Bangladesh’s debt obligation comprises mainly of public sector debt. The share of private sector borrowing is also growing. Most of the bilateral aid, except that of Japan, comes in the form of ‘grant’. Most debt is owed to multilateral creditors, particularly the IDA and the ADB. A recent World Bank classification using present value of total debt service, has categorised Bangladesh as a ‘moderately indebted country’.

The increasing debt, together with the expiry of grace periods and unfavourable exchange rates, has resulted in increased debt service. Average annual debt service payment increased from $65 million in the 1970s to over $600 million at present.

Every child is born with a debt obligation for no fault of her/him. Per capita debt obligation of the country has increased from $7 in 1973/74 to $137 in 2003/04. Investments in human development sectors in Bangladesh remain critically low. On the other hand, much of the hard-earned income of the people is drained away in the name of debt service. This has two connotations. First, it reduces the availability of resources for human development. Secondly, the people become more and more indebted, as creditors dump more unnecessary projects. Annual debt service payment now amounts to as much as the combined investments in education and health sectors. If internal debt (micro-credit) is added to this, then almost everybody in the country is indebted from tip to toe. The question naturally arises, for whom is ‘aid’?

Much of the debt is odious, illegitimate and immoral. The Ashuganj Fertiliser Factory is a unique example of adverse lender conditionality vis a vis the country’s weak bargaining position [during the mid-1970s] in negotiating the purchase of technology. With a capacity of 528,000 tonnes of urea per year, the project was conceived in 1975 with a cost of $242.2 million. IDA, ADB and USAID were the major lenders. After the approval, the project underwent various cost revisions and the latest estimate put total cost at $410 million. This was almost double of the cost of similar projects with similar capacity set up elsewhere in the world.

The project was unworthy of export on price competition, and also uneconomic and unviable for the domestic market. A comparison of urea fertiliser plants having similar or identically large capacity in similar developing countries and financed through IDA and other co-lenders shows that the Ashuganj project is far too costly and increased the debt burden on the people.

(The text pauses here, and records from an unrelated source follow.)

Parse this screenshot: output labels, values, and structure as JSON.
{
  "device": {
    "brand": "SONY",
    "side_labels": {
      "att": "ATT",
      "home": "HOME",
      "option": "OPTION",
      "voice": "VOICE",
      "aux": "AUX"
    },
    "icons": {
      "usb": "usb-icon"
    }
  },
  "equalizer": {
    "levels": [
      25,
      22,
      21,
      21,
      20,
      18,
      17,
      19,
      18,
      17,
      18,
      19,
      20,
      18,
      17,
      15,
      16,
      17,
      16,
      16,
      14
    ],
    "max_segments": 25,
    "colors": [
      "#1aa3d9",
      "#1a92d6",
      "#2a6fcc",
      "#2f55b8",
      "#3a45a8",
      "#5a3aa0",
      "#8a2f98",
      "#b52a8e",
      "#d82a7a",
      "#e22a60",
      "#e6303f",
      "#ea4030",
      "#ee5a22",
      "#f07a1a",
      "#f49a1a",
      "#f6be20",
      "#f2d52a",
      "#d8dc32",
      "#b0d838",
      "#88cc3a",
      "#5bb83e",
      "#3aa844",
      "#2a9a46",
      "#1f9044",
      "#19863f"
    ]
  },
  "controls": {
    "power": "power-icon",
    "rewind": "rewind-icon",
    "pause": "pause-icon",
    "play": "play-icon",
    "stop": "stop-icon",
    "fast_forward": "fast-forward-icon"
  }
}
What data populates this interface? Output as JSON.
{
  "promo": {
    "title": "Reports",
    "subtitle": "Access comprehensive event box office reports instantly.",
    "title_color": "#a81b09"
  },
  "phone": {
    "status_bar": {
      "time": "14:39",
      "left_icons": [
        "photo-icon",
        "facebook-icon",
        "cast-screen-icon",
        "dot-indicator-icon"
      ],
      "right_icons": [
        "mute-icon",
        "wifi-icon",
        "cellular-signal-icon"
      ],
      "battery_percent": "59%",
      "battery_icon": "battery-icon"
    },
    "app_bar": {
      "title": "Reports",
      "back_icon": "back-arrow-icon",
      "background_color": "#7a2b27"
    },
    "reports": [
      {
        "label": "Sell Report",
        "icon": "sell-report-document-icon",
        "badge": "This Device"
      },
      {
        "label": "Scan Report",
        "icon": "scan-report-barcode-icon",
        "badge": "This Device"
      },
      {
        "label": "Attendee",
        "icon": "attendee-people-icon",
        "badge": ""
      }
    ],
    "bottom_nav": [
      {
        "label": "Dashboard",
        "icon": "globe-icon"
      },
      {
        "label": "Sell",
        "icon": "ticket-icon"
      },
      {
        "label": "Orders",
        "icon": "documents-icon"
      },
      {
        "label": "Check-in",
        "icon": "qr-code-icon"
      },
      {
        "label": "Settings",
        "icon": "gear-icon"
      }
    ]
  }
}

Huge subsidy is provided to sell the product in the market, which drains away valuable resources that could be used in other purposes.

A similar project, KAFCO, was pushed by Japan through the corrupt regime of General Ershad where the government has to sell natural gas at a rate much lower than the international rate and buy the product (urea) at a rate higher than the international price.

There are many more examples like these, but, because of lack of access to information, it is very difficult to expose the horrible situation how the World Bank-led so-called development partners are milking the poor people of Bangladesh. The question is: do the people of Bangladesh has any moral obligation to pay back these odious and illegitimate debts pumped trough corrupt and dictatorial regimes?


Mohiuddin Ahmad is a writer and a researcher. He is the chairperson of the CDL and chair of the Jubilee South-Asia Pacific Movement on Debt and Development. Presently he is teaching at Sungkonghoe University, Seoul. He can be reached at mohi2005 at gmail.com

Mohiuddin Ahmad